We decided it was time to cross over to the Buda side of the city, so we took one of the delightful little yellow trams (pictured above) back to the Chain Bridge and crossed it on foot. It was amazing to see how broad the Danube actually is and to count all of the Viking-type cruise ships moored along the banks. The bridge itself is wonderful, and is guarded by two lions on each end. I loved the lions because they reminded me of my favourite bridge back home – the Lion’s Gate – but these Budapest lions represent strength, a characteristic I would heartily agree fits the Hungarian people after what was a brutal 20th century for them.
Once on the Buda side, we walked directly towards one of Pa’s priorities on this trip – the funicular. Pa LOVES funiculars. Today I asked him why he doesn’t like cable cars as much – they’re not on a track. Then I asked why he doesn’t like trams as much – they don’t go uphill. I suppose something about a track that goes uphill that captivates him (engineers, am I right?).
After our very short and very uneventful funicular ride up the hill, we decided to check out Buda Castle. Apparently the inside is pretty drab, so we walked the courtyard and then noticed a cafe – with ice cold beer and everything, overlooking the Danube with a view of the Pest side. We grabbed a table in the shade (by this point it was pretty hot out), ordered some cold ones and relaxed.

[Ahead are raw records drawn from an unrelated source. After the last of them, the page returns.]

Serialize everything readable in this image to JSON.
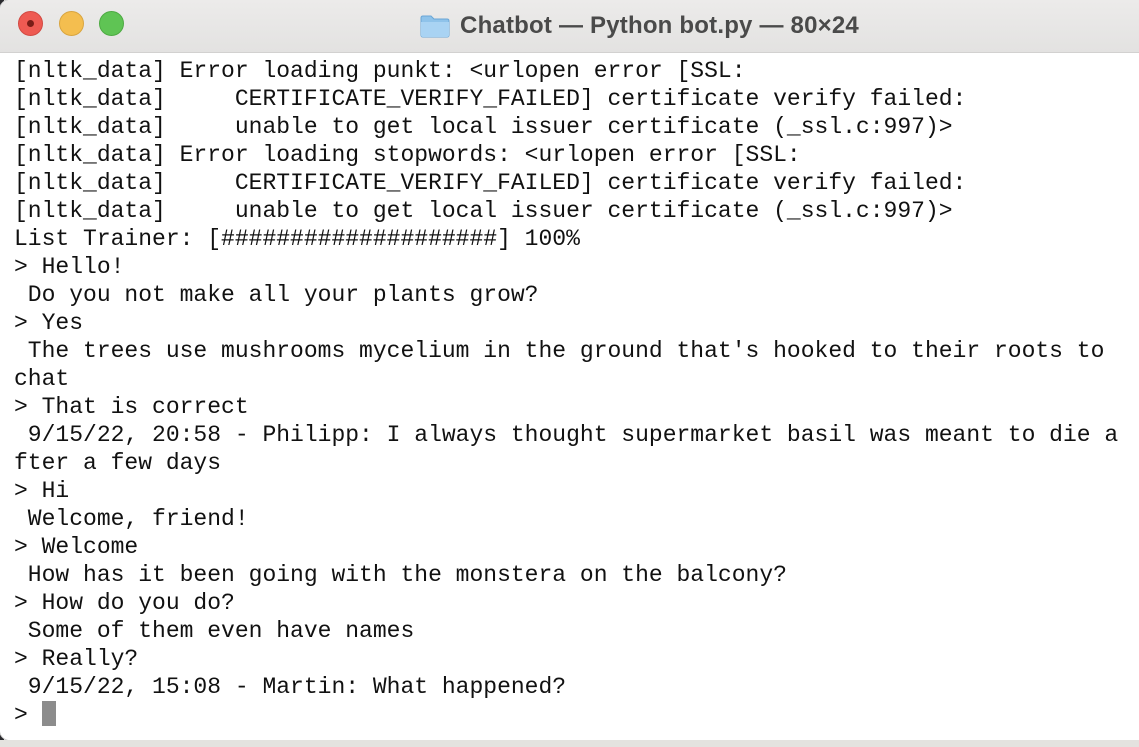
{
  "window": {
    "title": "Chatbot — Python bot.py — 80×24",
    "title_icon": "folder-icon"
  },
  "terminal": {
    "lines": [
      "[nltk_data] Error loading punkt: <urlopen error [SSL:",
      "[nltk_data]     CERTIFICATE_VERIFY_FAILED] certificate verify failed:",
      "[nltk_data]     unable to get local issuer certificate (_ssl.c:997)>",
      "[nltk_data] Error loading stopwords: <urlopen error [SSL:",
      "[nltk_data]     CERTIFICATE_VERIFY_FAILED] certificate verify failed:",
      "[nltk_data]     unable to get local issuer certificate (_ssl.c:997)>",
      "List Trainer: [####################] 100%",
      "> Hello!",
      " Do you not make all your plants grow?",
      "> Yes",
      " The trees use mushrooms mycelium in the ground that's hooked to their roots to",
      "chat",
      "> That is correct",
      " 9/15/22, 20:58 - Philipp: I always thought supermarket basil was meant to die a",
      "fter a few days",
      "> Hi",
      " Welcome, friend!",
      "> Welcome",
      " How has it been going with the monstera on the balcony?",
      "> How do you do?",
      " Some of them even have names",
      "> Really?",
      " 9/15/22, 15:08 - Martin: What happened?"
    ],
    "prompt": "> "
  },
  "colors": {
    "close": "#ee5a52",
    "minimize": "#f4be4f",
    "zoom": "#5fc454",
    "cursor": "#8c8c8c"
  }
}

We paid our lovely waiter and hoofed it over to two big Budapest landmarks – Matthias Church and Fisherman’s Bastion. Fisherman’s Bastion is a white structure with 7 turrets representing the 7 Margyar who were led to the area by the Turul (eagle) and where the Turul dropped his sword is where they founded Budapest. The structure itself is pretty cool, but VERY popular with tourists, so it was an ‘elbows out, I wish I had learned to say MOVE in 50 different languages’ situation.
We were starting to slow down at this point, the heat and the jet lag starting to get to us, so we hopped a bus and headed back over the Chain Bridge, then onto the tram and back to our hotel to rest up before dinner.
For dinner we headed to a restaurant recommended by our innkeeper, a place called Budapest Biztro where I had another local delicacy, chicken paprikas, which is roasted chicken in a creamy paprika sauce – excellent.